Start up the “BasiliskGUI” application. Cringe at the UNIX-tastic UI goodness!
Under the “Volumes” tab, click Add and browse to the image you just created (in my case, the “OS 8 Disk” volume.) Inside this volume, you’ll install the operating system.
Under the “Keyboard” tab, click browse and navigate to the BasiliskII_keycodes file in the Basilisk folder. This way you’ll be able to use the keyboard under emulation.
Under the “Serial/Network” tab, select slirp in the Ethernet Interface pulldown. This allows the OS 8 emulator to use the ethernet interface.
Under the “Memory/Misc” tab, bump the RAM size up to 128MB or so. I have the Mac Model ID set to Quadra 900 and CPU Type set to 68040. For ROM File, click Browse and navigate to the quadra650.rom. This is how Basilisk gets to the point where installation can start.
Additionally, under “Graphics/Sound”, I changed the refresh to 15mhz and width/height to 800/600.
I used an OS 8 install disk for my installation. Put it in the machine and click the “Start” button. This should bring up a window with the happy mac and start booting off the install CD.
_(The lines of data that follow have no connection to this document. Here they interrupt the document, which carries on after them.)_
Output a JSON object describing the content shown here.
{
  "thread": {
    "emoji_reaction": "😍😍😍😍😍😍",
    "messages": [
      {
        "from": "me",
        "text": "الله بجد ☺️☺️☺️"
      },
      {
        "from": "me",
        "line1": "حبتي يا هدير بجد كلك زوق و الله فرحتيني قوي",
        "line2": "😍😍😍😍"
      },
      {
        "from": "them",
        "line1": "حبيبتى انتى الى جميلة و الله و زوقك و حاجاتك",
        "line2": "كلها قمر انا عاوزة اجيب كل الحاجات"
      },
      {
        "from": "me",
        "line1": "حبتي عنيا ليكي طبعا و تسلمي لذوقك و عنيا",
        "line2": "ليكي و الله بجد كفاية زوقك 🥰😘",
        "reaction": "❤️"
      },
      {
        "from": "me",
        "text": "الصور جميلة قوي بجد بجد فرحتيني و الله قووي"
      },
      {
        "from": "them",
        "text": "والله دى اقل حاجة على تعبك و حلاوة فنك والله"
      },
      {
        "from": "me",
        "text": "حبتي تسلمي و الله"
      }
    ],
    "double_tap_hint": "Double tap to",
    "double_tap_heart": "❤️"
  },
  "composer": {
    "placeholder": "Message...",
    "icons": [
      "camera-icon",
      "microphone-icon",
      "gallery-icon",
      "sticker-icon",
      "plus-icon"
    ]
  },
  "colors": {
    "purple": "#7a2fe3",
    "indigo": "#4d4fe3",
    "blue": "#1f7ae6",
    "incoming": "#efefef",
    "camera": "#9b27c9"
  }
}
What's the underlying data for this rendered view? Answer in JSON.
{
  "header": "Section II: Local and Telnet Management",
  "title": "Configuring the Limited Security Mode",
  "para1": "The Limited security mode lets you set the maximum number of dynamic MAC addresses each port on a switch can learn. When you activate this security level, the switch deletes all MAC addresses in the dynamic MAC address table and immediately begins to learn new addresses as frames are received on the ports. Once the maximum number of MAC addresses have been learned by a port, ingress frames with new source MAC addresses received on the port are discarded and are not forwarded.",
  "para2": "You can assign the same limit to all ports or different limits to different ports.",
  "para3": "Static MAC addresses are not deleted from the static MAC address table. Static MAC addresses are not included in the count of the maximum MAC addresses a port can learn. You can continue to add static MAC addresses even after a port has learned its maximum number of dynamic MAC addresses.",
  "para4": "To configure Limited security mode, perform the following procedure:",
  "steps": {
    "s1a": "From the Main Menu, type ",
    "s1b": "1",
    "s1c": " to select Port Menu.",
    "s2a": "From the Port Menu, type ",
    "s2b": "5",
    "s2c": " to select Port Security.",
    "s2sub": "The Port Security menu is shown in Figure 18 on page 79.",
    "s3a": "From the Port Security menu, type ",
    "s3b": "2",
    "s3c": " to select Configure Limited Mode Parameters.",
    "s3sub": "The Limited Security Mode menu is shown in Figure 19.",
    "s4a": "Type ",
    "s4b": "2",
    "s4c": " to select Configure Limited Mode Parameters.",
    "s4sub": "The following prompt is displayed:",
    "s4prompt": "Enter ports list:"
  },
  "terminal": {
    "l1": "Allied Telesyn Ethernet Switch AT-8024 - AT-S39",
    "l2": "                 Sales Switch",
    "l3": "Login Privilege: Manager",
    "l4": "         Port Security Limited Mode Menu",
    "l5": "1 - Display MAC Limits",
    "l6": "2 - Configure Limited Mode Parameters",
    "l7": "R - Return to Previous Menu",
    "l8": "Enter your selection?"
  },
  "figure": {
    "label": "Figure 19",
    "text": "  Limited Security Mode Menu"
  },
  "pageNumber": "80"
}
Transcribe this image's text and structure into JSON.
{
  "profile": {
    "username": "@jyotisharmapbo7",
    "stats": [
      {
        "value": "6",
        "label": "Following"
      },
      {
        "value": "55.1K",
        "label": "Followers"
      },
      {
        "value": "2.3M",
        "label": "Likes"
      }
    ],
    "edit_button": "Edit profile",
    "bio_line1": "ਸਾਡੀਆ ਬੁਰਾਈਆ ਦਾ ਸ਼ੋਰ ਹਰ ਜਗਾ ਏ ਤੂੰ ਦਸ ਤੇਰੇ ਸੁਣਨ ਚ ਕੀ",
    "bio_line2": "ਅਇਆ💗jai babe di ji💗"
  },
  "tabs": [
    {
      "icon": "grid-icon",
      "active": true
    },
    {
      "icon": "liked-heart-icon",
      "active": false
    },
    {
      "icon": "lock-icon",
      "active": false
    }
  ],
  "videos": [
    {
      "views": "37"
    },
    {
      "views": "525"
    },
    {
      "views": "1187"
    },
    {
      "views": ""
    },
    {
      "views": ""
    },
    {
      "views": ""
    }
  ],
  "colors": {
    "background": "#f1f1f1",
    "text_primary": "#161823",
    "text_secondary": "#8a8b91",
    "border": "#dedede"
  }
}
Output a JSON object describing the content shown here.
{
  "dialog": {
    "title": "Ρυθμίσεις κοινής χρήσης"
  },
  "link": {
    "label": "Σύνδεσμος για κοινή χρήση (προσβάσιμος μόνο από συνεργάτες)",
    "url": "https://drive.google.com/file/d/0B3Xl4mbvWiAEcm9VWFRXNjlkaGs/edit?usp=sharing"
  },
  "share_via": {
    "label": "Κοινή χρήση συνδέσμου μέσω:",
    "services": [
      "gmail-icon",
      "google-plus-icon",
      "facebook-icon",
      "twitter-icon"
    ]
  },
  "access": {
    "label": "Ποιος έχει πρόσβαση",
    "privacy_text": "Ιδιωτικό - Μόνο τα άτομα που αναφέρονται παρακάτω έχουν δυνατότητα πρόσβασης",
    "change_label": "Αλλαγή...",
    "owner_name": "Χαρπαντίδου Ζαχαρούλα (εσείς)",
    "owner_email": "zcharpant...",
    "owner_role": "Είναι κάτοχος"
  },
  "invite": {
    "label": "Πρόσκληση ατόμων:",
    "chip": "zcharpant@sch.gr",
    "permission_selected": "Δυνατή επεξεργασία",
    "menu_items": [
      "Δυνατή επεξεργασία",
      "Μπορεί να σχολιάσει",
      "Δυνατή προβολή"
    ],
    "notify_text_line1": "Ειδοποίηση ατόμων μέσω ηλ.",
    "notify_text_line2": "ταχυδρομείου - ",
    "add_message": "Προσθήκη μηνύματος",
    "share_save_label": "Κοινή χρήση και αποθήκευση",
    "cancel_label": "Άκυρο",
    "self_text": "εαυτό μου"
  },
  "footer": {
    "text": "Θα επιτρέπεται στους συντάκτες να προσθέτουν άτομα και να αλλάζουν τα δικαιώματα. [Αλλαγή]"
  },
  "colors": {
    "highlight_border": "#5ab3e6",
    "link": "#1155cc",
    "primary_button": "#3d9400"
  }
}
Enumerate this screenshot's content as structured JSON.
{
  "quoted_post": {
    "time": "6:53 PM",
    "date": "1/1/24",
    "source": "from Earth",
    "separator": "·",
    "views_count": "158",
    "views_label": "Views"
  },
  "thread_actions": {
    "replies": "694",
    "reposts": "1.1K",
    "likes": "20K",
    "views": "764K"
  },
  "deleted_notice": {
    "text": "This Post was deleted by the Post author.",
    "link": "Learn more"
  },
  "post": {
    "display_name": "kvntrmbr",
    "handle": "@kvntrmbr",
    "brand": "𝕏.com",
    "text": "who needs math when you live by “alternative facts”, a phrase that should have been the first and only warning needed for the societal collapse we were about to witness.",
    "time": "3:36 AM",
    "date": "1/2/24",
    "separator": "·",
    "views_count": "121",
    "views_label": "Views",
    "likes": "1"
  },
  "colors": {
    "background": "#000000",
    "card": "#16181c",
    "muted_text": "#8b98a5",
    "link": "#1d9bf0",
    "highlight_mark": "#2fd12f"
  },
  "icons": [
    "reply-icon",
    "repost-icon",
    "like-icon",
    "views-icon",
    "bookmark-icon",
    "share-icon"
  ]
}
Install OS 8 with whatever options you like. Restart the emulation; it should bring up the installed OS. From here, you should be able to get online, bring up a web browser, and use OS 8.
If you’d told me a year ago that I’d be running OSX, Windows XP and OS8 on the same machine concurrently, I would have laughed at you.
Update 3.19.07: I was able to get the shared folder working with Basilisk, finally, and it’s much easier to use than mounting and unmounting the disk image.
This little gadget plugs into a wall socket and displays just how much power any appliance or electrical device pulls when turned on. I’d buy this for the sheer geekery of it. (via)
Here’s a link to a series of vintage (post WW2) pictures from speed trials at the Bonneville Salt Flats. There is something absolutely classic, timeless, and beautiful about the design of cars towards the end of the entry.
Seatguru, a site providing information about seating on commercial airlines. Does your assigned seat have a power jack? Is it near the lavatory?
iTunes Power Tips, from Lifehacker. Of special interest: this link to tips on managing multiple libraries, which is, unfortunately, Windows-oriented.
We moved furniture back into the living room on Saturday night after everything got final coats of paint. The area above the mantel is supposed to be darker than the wall, but it’s not dark enough for us yet. It’s great to have everything coming back to normal again, and even better to look at the base of the walls and see crisp white paint on clean new baseboard going around the length of the room. For your amusement (and my indulgence), here are some before and after shots. I don’t have any good shots of the room in original condition, unfortunately.
6.4.05 This is the day I tore the nasty wood paneling off the wall. (note the shitty floor, pre-sanded.)
6.4.05 After the paneling came down, before I patched the wall (note the chimney.)